Sherman Associates, which was granted exclusive rights to develop a project on the site back in the 1990s, is now conducting private negotiations with owners for the property. The company has until the end of the year to conclude the deal. If owners refuse to budge, the city, says Lilligren, “has other options.”
“Eminent domain?” I asked. “I don’t want to use those words,” he says, “but no options are off the table.”
What kind of development would rise at the intersection?
David Frank envisions a commercial area that could incorporate a reconfigured Kmart and SuperValu, but he wants denser development that would front on the sidewalks and give priority to pedestrians rather than cars. Lilligren would like to see some housing built along the Greenway.
Erica Christ of the Whittier Alliance says that she doesn’t want “one big gigantic development.” That could stick the neighborhood with a white elephant like downtown’s Block E, she fears. She’s not in favor of rental housing either. “We really have enough apartments in the area.” In her fantasies, she says, the city would try to lure light industry, maybe a brewery, like Surly. “That would produce jobs, jobs that could support a family,” she says, which perhaps is what people who live in the neighborhood need more than anything else.

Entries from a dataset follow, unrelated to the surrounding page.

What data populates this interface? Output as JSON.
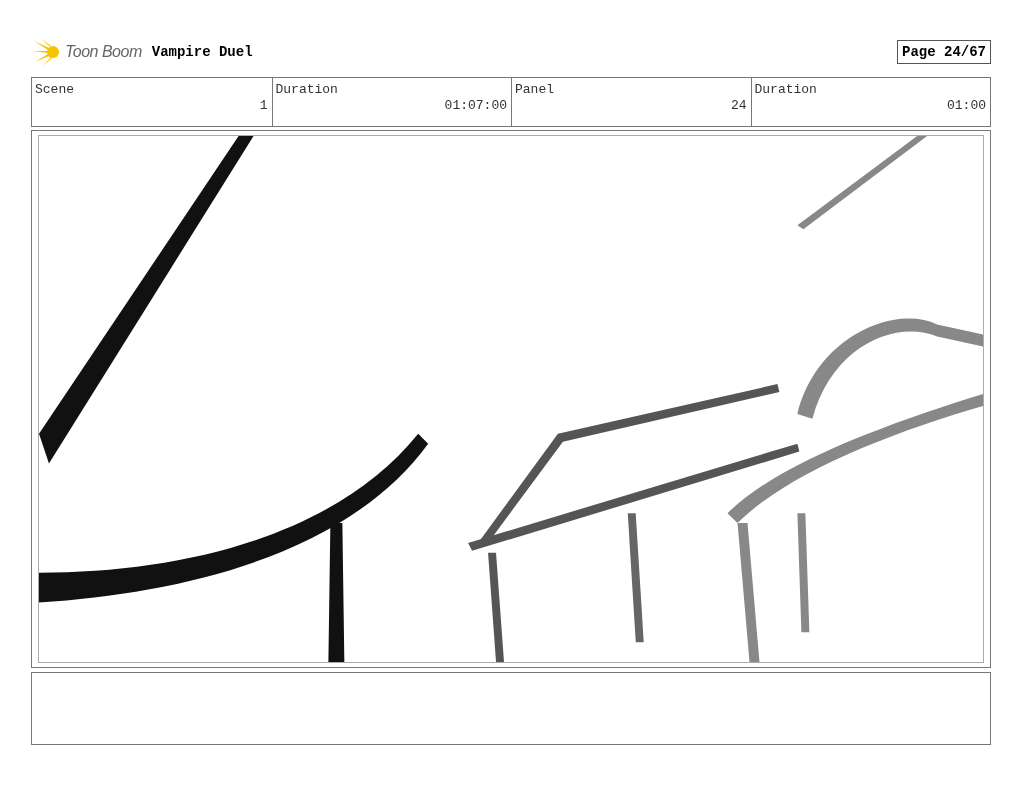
{
  "header": {
    "logo": "Toon Boom",
    "title": "Vampire Duel",
    "page": "Page 24/67"
  },
  "info": {
    "columns": [
      "Scene",
      "Duration",
      "Panel",
      "Duration"
    ],
    "cells": [
      "1",
      "01:07:00",
      "24",
      "01:00"
    ]
  }
}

She’ll get her say at some point around Aug. 15 when the “Reopen Nicollet Working Group” has scheduled to begin talking to the community.